    Despite the success of medical marijuana laws, there is much more work to be done in order to end the massive number of marijuana arrests nationwide. And if history is any indicator of how to accomplish that, states like California will have to take the lead as they did with medical marijuana. Since California legalized medical marijuana in 1996, 16 other states, and Washington D.C., have followed suit. Even with more than one third of our country having passed some form of medical marijuana, our Federal government has not yet moved on the issue.

    Enactment of marijuana prohibition didn’t happen overnight; neither will its end.

    Consider that the first state to pass a law against marijuana was Massachusetts in 1911, 26 years before Congress passed the Marijuana Tax Act. During the 26 years between Massachusetts’ law and the Tax Act, nearly 20 other states passed anti-marijuana laws. Solidification of marijuana prohibition came more than thirty years after the Tax Act, when it was listed as a Schedule I Controlled Substance under 1970’s Controlled Substances Act, after which marijuana arrests began to balloon. The lesson here is that changing established public policy is not something that can be accomplished uniformly, quickly, or easily.
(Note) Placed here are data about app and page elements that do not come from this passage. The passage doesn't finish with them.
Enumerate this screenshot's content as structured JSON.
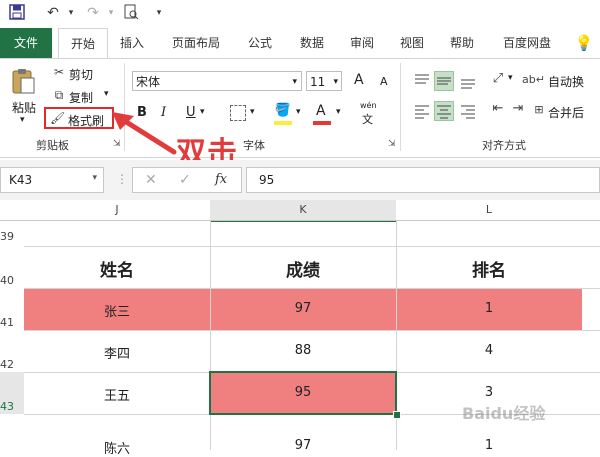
{
  "qat": {
    "icons": [
      "save-icon",
      "undo-icon",
      "redo-icon",
      "print-preview-icon"
    ]
  },
  "tabs": [
    "文件",
    "开始",
    "插入",
    "页面布局",
    "公式",
    "数据",
    "审阅",
    "视图",
    "帮助",
    "百度网盘"
  ],
  "clipboard": {
    "paste": "粘贴",
    "cut": "剪切",
    "copy": "复制",
    "format_painter": "格式刷",
    "label": "剪贴板"
  },
  "font": {
    "name": "宋体",
    "size": "11",
    "bold": "B",
    "italic": "I",
    "underline": "U",
    "grow": "A",
    "shrink": "A",
    "phonetic_top": "wén",
    "phonetic_bottom": "文",
    "label": "字体"
  },
  "alignment": {
    "wrap": "自动换",
    "merge": "合并后",
    "label": "对齐方式"
  },
  "annotation": {
    "text": "双击",
    "color": "#e23b3b"
  },
  "formula_bar": {
    "name_box": "K43",
    "fx": "fx",
    "value": "95"
  },
  "grid": {
    "columns": [
      "J",
      "K",
      "L"
    ],
    "rows": [
      {
        "num": "39",
        "cells": [
          "",
          "",
          ""
        ]
      },
      {
        "num": "40",
        "cells": [
          "姓名",
          "成绩",
          "排名"
        ]
      },
      {
        "num": "41",
        "cells": [
          "张三",
          "97",
          "1"
        ]
      },
      {
        "num": "42",
        "cells": [
          "李四",
          "88",
          "4"
        ]
      },
      {
        "num": "43",
        "cells": [
          "王五",
          "95",
          "3"
        ]
      },
      {
        "num": "",
        "cells": [
          "陈六",
          "97",
          "1"
        ]
      }
    ],
    "highlight_color": "#f08080",
    "selected_cell": "K43"
  },
  "watermark": "Baidu经验",
  "accent": "#217346"
}
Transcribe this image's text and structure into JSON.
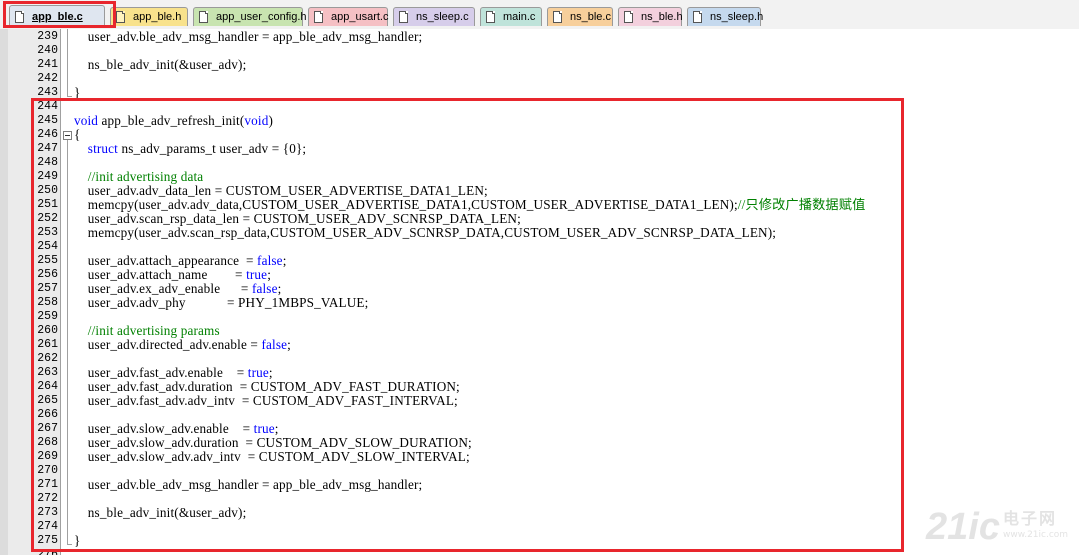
{
  "tabs": [
    {
      "label": "app_ble.c",
      "color": "#dfe6f0",
      "icon_color": "#ffffff",
      "active": true
    },
    {
      "label": "app_ble.h",
      "color": "#f8e28c",
      "icon_color": "#fff3c0",
      "active": false
    },
    {
      "label": "app_user_config.h",
      "color": "#c8e4b0",
      "icon_color": "#ffffff",
      "active": false
    },
    {
      "label": "app_usart.c",
      "color": "#f5c0c4",
      "icon_color": "#ffffff",
      "active": false
    },
    {
      "label": "ns_sleep.c",
      "color": "#d6cdea",
      "icon_color": "#ffffff",
      "active": false
    },
    {
      "label": "main.c",
      "color": "#bfe3da",
      "icon_color": "#ffffff",
      "active": false
    },
    {
      "label": "ns_ble.c",
      "color": "#f7cf9b",
      "icon_color": "#ffffff",
      "active": false
    },
    {
      "label": "ns_ble.h",
      "color": "#f3d0dd",
      "icon_color": "#ffffff",
      "active": false
    },
    {
      "label": "ns_sleep.h",
      "color": "#c5d9ee",
      "icon_color": "#ffffff",
      "active": false
    }
  ],
  "lines": [
    {
      "n": "239",
      "segs": [
        {
          "t": "    user_adv.ble_adv_msg_handler = app_ble_adv_msg_handler;",
          "c": "pl"
        }
      ]
    },
    {
      "n": "240",
      "segs": []
    },
    {
      "n": "241",
      "segs": [
        {
          "t": "    ns_ble_adv_init(&user_adv);",
          "c": "pl"
        }
      ]
    },
    {
      "n": "242",
      "segs": []
    },
    {
      "n": "243",
      "segs": [
        {
          "t": "}",
          "c": "pl"
        }
      ]
    },
    {
      "n": "244",
      "segs": []
    },
    {
      "n": "245",
      "segs": [
        {
          "t": "void",
          "c": "kw"
        },
        {
          "t": " app_ble_adv_refresh_init(",
          "c": "pl"
        },
        {
          "t": "void",
          "c": "kw"
        },
        {
          "t": ")",
          "c": "pl"
        }
      ]
    },
    {
      "n": "246",
      "segs": [
        {
          "t": "{",
          "c": "pl"
        }
      ]
    },
    {
      "n": "247",
      "segs": [
        {
          "t": "    ",
          "c": "pl"
        },
        {
          "t": "struct",
          "c": "kw"
        },
        {
          "t": " ns_adv_params_t user_adv = {0};",
          "c": "pl"
        }
      ]
    },
    {
      "n": "248",
      "segs": []
    },
    {
      "n": "249",
      "segs": [
        {
          "t": "    //init advertising data",
          "c": "cm"
        }
      ]
    },
    {
      "n": "250",
      "segs": [
        {
          "t": "    user_adv.adv_data_len = CUSTOM_USER_ADVERTISE_DATA1_LEN;",
          "c": "pl"
        }
      ]
    },
    {
      "n": "251",
      "segs": [
        {
          "t": "    memcpy(user_adv.adv_data,CUSTOM_USER_ADVERTISE_DATA1,CUSTOM_USER_ADVERTISE_DATA1_LEN);",
          "c": "pl"
        },
        {
          "t": "//只修改广播数据赋值",
          "c": "cm"
        }
      ]
    },
    {
      "n": "252",
      "segs": [
        {
          "t": "    user_adv.scan_rsp_data_len = CUSTOM_USER_ADV_SCNRSP_DATA_LEN;",
          "c": "pl"
        }
      ]
    },
    {
      "n": "253",
      "segs": [
        {
          "t": "    memcpy(user_adv.scan_rsp_data,CUSTOM_USER_ADV_SCNRSP_DATA,CUSTOM_USER_ADV_SCNRSP_DATA_LEN);",
          "c": "pl"
        }
      ]
    },
    {
      "n": "254",
      "segs": []
    },
    {
      "n": "255",
      "segs": [
        {
          "t": "    user_adv.attach_appearance  = ",
          "c": "pl"
        },
        {
          "t": "false",
          "c": "kw"
        },
        {
          "t": ";",
          "c": "pl"
        }
      ]
    },
    {
      "n": "256",
      "segs": [
        {
          "t": "    user_adv.attach_name        = ",
          "c": "pl"
        },
        {
          "t": "true",
          "c": "kw"
        },
        {
          "t": ";",
          "c": "pl"
        }
      ]
    },
    {
      "n": "257",
      "segs": [
        {
          "t": "    user_adv.ex_adv_enable      = ",
          "c": "pl"
        },
        {
          "t": "false",
          "c": "kw"
        },
        {
          "t": ";",
          "c": "pl"
        }
      ]
    },
    {
      "n": "258",
      "segs": [
        {
          "t": "    user_adv.adv_phy            = PHY_1MBPS_VALUE;",
          "c": "pl"
        }
      ]
    },
    {
      "n": "259",
      "segs": []
    },
    {
      "n": "260",
      "segs": [
        {
          "t": "    //init advertising params",
          "c": "cm"
        }
      ]
    },
    {
      "n": "261",
      "segs": [
        {
          "t": "    user_adv.directed_adv.enable = ",
          "c": "pl"
        },
        {
          "t": "false",
          "c": "kw"
        },
        {
          "t": ";",
          "c": "pl"
        }
      ]
    },
    {
      "n": "262",
      "segs": []
    },
    {
      "n": "263",
      "segs": [
        {
          "t": "    user_adv.fast_adv.enable    = ",
          "c": "pl"
        },
        {
          "t": "true",
          "c": "kw"
        },
        {
          "t": ";",
          "c": "pl"
        }
      ]
    },
    {
      "n": "264",
      "segs": [
        {
          "t": "    user_adv.fast_adv.duration  = CUSTOM_ADV_FAST_DURATION;",
          "c": "pl"
        }
      ]
    },
    {
      "n": "265",
      "segs": [
        {
          "t": "    user_adv.fast_adv.adv_intv  = CUSTOM_ADV_FAST_INTERVAL;",
          "c": "pl"
        }
      ]
    },
    {
      "n": "266",
      "segs": []
    },
    {
      "n": "267",
      "segs": [
        {
          "t": "    user_adv.slow_adv.enable    = ",
          "c": "pl"
        },
        {
          "t": "true",
          "c": "kw"
        },
        {
          "t": ";",
          "c": "pl"
        }
      ]
    },
    {
      "n": "268",
      "segs": [
        {
          "t": "    user_adv.slow_adv.duration  = CUSTOM_ADV_SLOW_DURATION;",
          "c": "pl"
        }
      ]
    },
    {
      "n": "269",
      "segs": [
        {
          "t": "    user_adv.slow_adv.adv_intv  = CUSTOM_ADV_SLOW_INTERVAL;",
          "c": "pl"
        }
      ]
    },
    {
      "n": "270",
      "segs": []
    },
    {
      "n": "271",
      "segs": [
        {
          "t": "    user_adv.ble_adv_msg_handler = app_ble_adv_msg_handler;",
          "c": "pl"
        }
      ]
    },
    {
      "n": "272",
      "segs": []
    },
    {
      "n": "273",
      "segs": [
        {
          "t": "    ns_ble_adv_init(&user_adv);",
          "c": "pl"
        }
      ]
    },
    {
      "n": "274",
      "segs": []
    },
    {
      "n": "275",
      "segs": [
        {
          "t": "}",
          "c": "pl"
        }
      ]
    },
    {
      "n": "276",
      "segs": []
    }
  ],
  "watermark": {
    "big": "21ic",
    "cn": "电子网",
    "url": "www.21ic.com"
  },
  "colors": {
    "keyword": "#0000ff",
    "comment": "#008000",
    "highlight_box": "#e8262d"
  }
}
But, nationwide policy is more likely to change as more states join in, and this November could very well bring about the first state to vote for legal marijuana. If so, it will likely be the first in a long line of states to do so before the Federal government.

    For that reason it is imperative for marijuana law reform activists in Colorado, Oregon, and Washington, to put everything into passing their respective legalization initiatives.
    The sooner we can get the first “domino” to fall, the quicker more broad changes will happen. Activists fighting against activists are delaying progress, and they should keep in mind that public opinion plays a vital role in voter initiatives. If 56% support legalizing and regulating marijuana “in a manner similar to alcohol and tobacco,” it’s highly likely the number will significantly drop without sensible regulations. Even many in the legalization community agree with some sensible regulations, especially if that expedites an end to hundreds of thousands of marijuana arrests every year.

    Ending those arrests is the goal of organizations like NORML, and that is why we support any and all steps in that direction. Whether it’s a decriminalization bill, an affirmative defense medical bill, (both of which NORML has supported in Texas for years) or if it’s a legalization bill (with regulations) in Colorado, Oregon, or Washington, NORML supports any and all chances at protecting responsible, adult marijuana consumers from arrest and imprisonment.

    Election Day 2012 is November 6th, so keep an eye on Colorado, Oregon, and Washington to see who will be first to legalize. Keep an eye on Arkansas and Massachusetts to see who will be the next medical marijuana state.

    This is the biggest Election Day in the history of marijuana law reform.

    For more information on marijuana law reform around the country, visit:
    www.norml.org/about/smoke-the-vote

  • by Erik Altieri, NORML Communications Director September 18, 2012


    A new statewide poll, just released by SurveyUSA, shows many Oregonians still undecided on this fall’s ballot initiative that would legalize and regulate cannabis, Measure 80. In a survey of 633 registered voters, 37% said they were definitely voting yes on the measure, 41% said they were definitely voting no, and 22% remain undecided. Unlike the other two initiatives in Colorado and Washington, which are showing strong leads, many voters seem to have not made up their minds yet about the Oregon initiative.

    If you live in Oregon you can learn more about Measure 80 by visiting the campaign’s website here. You can also learn more ways to help pass marijuana legalization in Oregon this fall by visiting the website for pro-Measure 80 PAC, Oregonians for Law Reform here.

    Be sure to check out NORML’s 2012 voter guide, Smoke the Vote, here and find out all the ways cannabis comes into play in this fall’s election. Get informed, get educated, spread the word, and help us smoke the vote in November.